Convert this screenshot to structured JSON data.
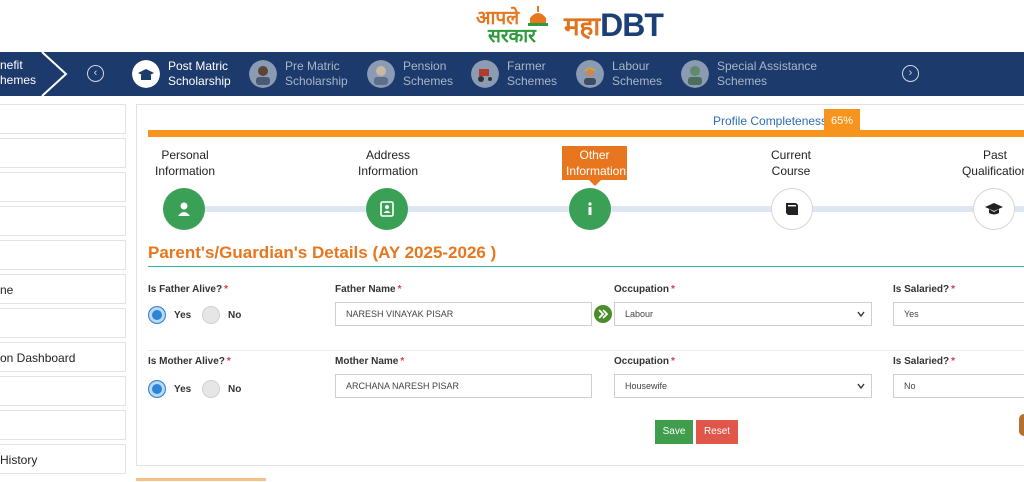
{
  "logos": {
    "aaple_sarkar_line1": "आपले",
    "aaple_sarkar_line2": "सरकार",
    "maha": "महा",
    "dbt": "DBT"
  },
  "navbar": {
    "first_line1": "nefit",
    "first_line2": "hemes",
    "items": [
      {
        "line1": "Post Matric",
        "line2": "Scholarship",
        "icon": "scholarship-icon",
        "active": true
      },
      {
        "line1": "Pre Matric",
        "line2": "Scholarship",
        "icon": "student-icon",
        "active": false
      },
      {
        "line1": "Pension",
        "line2": "Schemes",
        "icon": "elder-icon",
        "active": false
      },
      {
        "line1": "Farmer",
        "line2": "Schemes",
        "icon": "tractor-icon",
        "active": false
      },
      {
        "line1": "Labour",
        "line2": "Schemes",
        "icon": "labour-icon",
        "active": false
      },
      {
        "line1": "Special Assistance",
        "line2": "Schemes",
        "icon": "assistance-icon",
        "active": false
      }
    ],
    "prev_arrow": "‹",
    "next_arrow": "›"
  },
  "sidebar": {
    "items": [
      "",
      "",
      "",
      "",
      "",
      "ne",
      "",
      "on Dashboard",
      "",
      "",
      " History"
    ]
  },
  "profile": {
    "label": "Profile Completeness",
    "percent": "65%",
    "percent_value": 65
  },
  "steps": [
    {
      "line1": "Personal",
      "line2": "Information",
      "icon": "user-icon",
      "state": "done"
    },
    {
      "line1": "Address",
      "line2": "Information",
      "icon": "address-book-icon",
      "state": "done"
    },
    {
      "line1": "Other",
      "line2": "Information",
      "icon": "info-icon",
      "state": "active"
    },
    {
      "line1": "Current",
      "line2": "Course",
      "icon": "book-icon",
      "state": "todo"
    },
    {
      "line1": "Past",
      "line2": "Qualification",
      "icon": "graduation-cap-icon",
      "state": "todo"
    }
  ],
  "section": {
    "title": "Parent's/Guardian's Details (AY 2025-2026 )"
  },
  "father": {
    "alive_label": "Is Father Alive?",
    "yes": "Yes",
    "no": "No",
    "alive_value": "Yes",
    "name_label": "Father Name",
    "name_value": "NARESH VINAYAK PISAR",
    "occupation_label": "Occupation",
    "occupation_value": "Labour",
    "salaried_label": "Is Salaried?",
    "salaried_value": "Yes"
  },
  "mother": {
    "alive_label": "Is Mother Alive?",
    "yes": "Yes",
    "no": "No",
    "alive_value": "Yes",
    "name_label": "Mother Name",
    "name_value": "ARCHANA NARESH PISAR",
    "occupation_label": "Occupation",
    "occupation_value": "Housewife",
    "salaried_label": "Is Salaried?",
    "salaried_value": "No"
  },
  "required_mark": "*",
  "buttons": {
    "save": "Save",
    "reset": "Reset"
  },
  "colors": {
    "navbar": "#1c3a6b",
    "accent_orange": "#e8761e",
    "progress_orange": "#f7941d",
    "step_green": "#3aa055",
    "link_blue": "#2d6db5",
    "save_green": "#3f9d4b",
    "reset_red": "#e0574a"
  }
}
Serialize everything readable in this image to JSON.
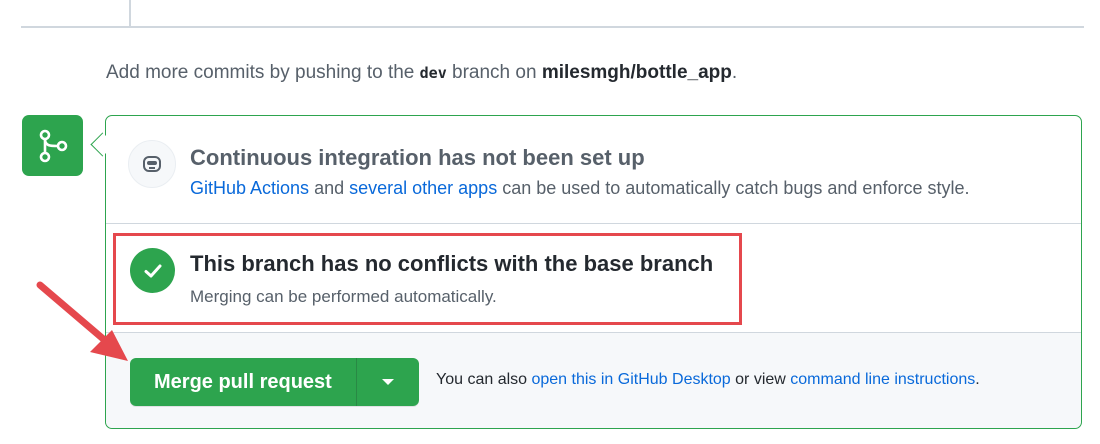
{
  "hint": {
    "prefix": "Add more commits by pushing to the ",
    "branch": "dev",
    "middle": " branch on ",
    "repo": "milesmgh/bottle_app",
    "suffix": "."
  },
  "ci": {
    "title": "Continuous integration has not been set up",
    "link1": "GitHub Actions",
    "and": " and ",
    "link2": "several other apps",
    "rest": " can be used to automatically catch bugs and enforce style."
  },
  "conflicts": {
    "title": "This branch has no conflicts with the base branch",
    "desc": "Merging can be performed automatically."
  },
  "merge": {
    "button_label": "Merge pull request",
    "also_prefix": "You can also ",
    "desktop_link": "open this in GitHub Desktop",
    "or_view": " or view ",
    "cli_link": "command line instructions",
    "suffix": "."
  },
  "colors": {
    "accent_green": "#2da44e",
    "annotation_red": "#e5484d",
    "link_blue": "#0969da"
  },
  "icons": {
    "badge": "git-merge-icon",
    "ci": "robot-icon",
    "status": "check-icon",
    "dropdown": "triangle-down-icon",
    "annotation": "red-arrow"
  }
}
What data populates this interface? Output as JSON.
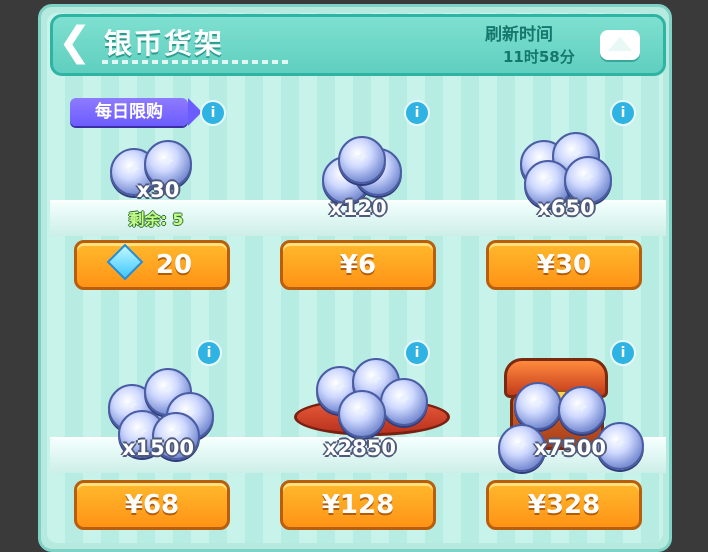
{
  "header": {
    "back_icon": "chevron-left-icon",
    "title": "银币货架",
    "refresh_label": "刷新时间",
    "refresh_time": "11时58分",
    "collapse_icon": "triangle-up-icon"
  },
  "daily_badge": "每日限购",
  "items": [
    {
      "count": "x30",
      "remaining": "剩余: 5",
      "price": "20",
      "currency_icon": "diamond-icon"
    },
    {
      "count": "x120",
      "price": "¥6"
    },
    {
      "count": "x650",
      "price": "¥30"
    },
    {
      "count": "x1500",
      "price": "¥68"
    },
    {
      "count": "x2850",
      "price": "¥128"
    },
    {
      "count": "x7500",
      "price": "¥328"
    }
  ],
  "info_label": "i",
  "colors": {
    "panel": "#b7eadf",
    "header": "#5fcfbf",
    "button": "#ff9f1f",
    "info": "#2fb3e3",
    "badge": "#6b5cff"
  }
}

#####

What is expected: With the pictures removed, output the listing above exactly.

Answer to this exercise:
Convert this screenshot to structured JSON data.
{
  "logos": {
    "aaple_sarkar_line1": "आपले",
    "aaple_sarkar_line2": "सरकार",
    "maha": "महा",
    "dbt": "DBT"
  },
  "navbar": {
    "first_line1": "nefit",
    "first_line2": "hemes",
    "items": [
      {
        "line1": "Post Matric",
        "line2": "Scholarship",
        "icon": "scholarship-icon",
        "active": true
      },
      {
        "line1": "Pre Matric",
        "line2": "Scholarship",
        "icon": "student-icon",
        "active": false
      },
      {
        "line1": "Pension",
        "line2": "Schemes",
        "icon": "elder-icon",
        "active": false
      },
      {
        "line1": "Farmer",
        "line2": "Schemes",
        "icon": "tractor-icon",
        "active": false
      },
      {
        "line1": "Labour",
        "line2": "Schemes",
        "icon": "labour-icon",
        "active": false
      },
      {
        "line1": "Special Assistance",
        "line2": "Schemes",
        "icon": "assistance-icon",
        "active": false
      }
    ],
    "prev_arrow": "‹",
    "next_arrow": "›"
  },
  "sidebar": {
    "items": [
      "",
      "",
      "",
      "",
      "",
      "ne",
      "",
      "on Dashboard",
      "",
      "",
      " History"
    ]
  },
  "profile": {
    "label": "Profile Completeness",
    "percent": "65%",
    "percent_value": 65
  },
  "steps": [
    {
      "line1": "Personal",
      "line2": "Information",
      "icon": "user-icon",
      "state": "done"
    },
    {
      "line1": "Address",
      "line2": "Information",
      "icon": "address-book-icon",
      "state": "done"
    },
    {
      "line1": "Other",
      "line2": "Information",
      "icon": "info-icon",
      "state": "active"
    },
    {
      "line1": "Current",
      "line2": "Course",
      "icon": "book-icon",
      "state": "todo"
    },
    {
      "line1": "Past",
      "line2": "Qualification",
      "icon": "graduation-cap-icon",
      "state": "todo"
    }
  ],
  "section": {
    "title": "Parent's/Guardian's Details (AY 2025-2026 )"
  },
  "father": {
    "alive_label": "Is Father Alive?",
    "yes": "Yes",
    "no": "No",
    "alive_value": "Yes",
    "name_label": "Father Name",
    "name_value": "NARESH VINAYAK PISAR",
    "occupation_label": "Occupation",
    "occupation_value": "Labour",
    "salaried_label": "Is Salaried?",
    "salaried_value": "Yes"
  },
  "mother": {
    "alive_label": "Is Mother Alive?",
    "yes": "Yes",
    "no": "No",
    "alive_value": "Yes",
    "name_label": "Mother Name",
    "name_value": "ARCHANA NARESH PISAR",
    "occupation_label": "Occupation",
    "occupation_value": "Housewife",
    "salaried_label": "Is Salaried?",
    "salaried_value": "No"
  },
  "required_mark": "*",
  "buttons": {
    "save": "Save",
    "reset": "Reset"
  },
  "colors": {
    "navbar": "#1c3a6b",
    "accent_orange": "#e8761e",
    "progress_orange": "#f7941d",
    "step_green": "#3aa055",
    "link_blue": "#2d6db5",
    "save_green": "#3f9d4b",
    "reset_red": "#e0574a"
  }
}
Serialize everything readable in this image to JSON.
{
  "hint": {
    "prefix": "Add more commits by pushing to the ",
    "branch": "dev",
    "middle": " branch on ",
    "repo": "milesmgh/bottle_app",
    "suffix": "."
  },
  "ci": {
    "title": "Continuous integration has not been set up",
    "link1": "GitHub Actions",
    "and": " and ",
    "link2": "several other apps",
    "rest": " can be used to automatically catch bugs and enforce style."
  },
  "conflicts": {
    "title": "This branch has no conflicts with the base branch",
    "desc": "Merging can be performed automatically."
  },
  "merge": {
    "button_label": "Merge pull request",
    "also_prefix": "You can also ",
    "desktop_link": "open this in GitHub Desktop",
    "or_view": " or view ",
    "cli_link": "command line instructions",
    "suffix": "."
  },
  "colors": {
    "accent_green": "#2da44e",
    "annotation_red": "#e5484d",
    "link_blue": "#0969da"
  },
  "icons": {
    "badge": "git-merge-icon",
    "ci": "robot-icon",
    "status": "check-icon",
    "dropdown": "triangle-down-icon",
    "annotation": "red-arrow"
  }
}
What data populates this interface? Output as JSON.
{
  "header": {
    "back_icon": "chevron-left-icon",
    "title": "银币货架",
    "refresh_label": "刷新时间",
    "refresh_time": "11时58分",
    "collapse_icon": "triangle-up-icon"
  },
  "daily_badge": "每日限购",
  "items": [
    {
      "count": "x30",
      "remaining": "剩余: 5",
      "price": "20",
      "currency_icon": "diamond-icon"
    },
    {
      "count": "x120",
      "price": "¥6"
    },
    {
      "count": "x650",
      "price": "¥30"
    },
    {
      "count": "x1500",
      "price": "¥68"
    },
    {
      "count": "x2850",
      "price": "¥128"
    },
    {
      "count": "x7500",
      "price": "¥328"
    }
  ],
  "info_label": "i",
  "colors": {
    "panel": "#b7eadf",
    "header": "#5fcfbf",
    "button": "#ff9f1f",
    "info": "#2fb3e3",
    "badge": "#6b5cff"
  }
}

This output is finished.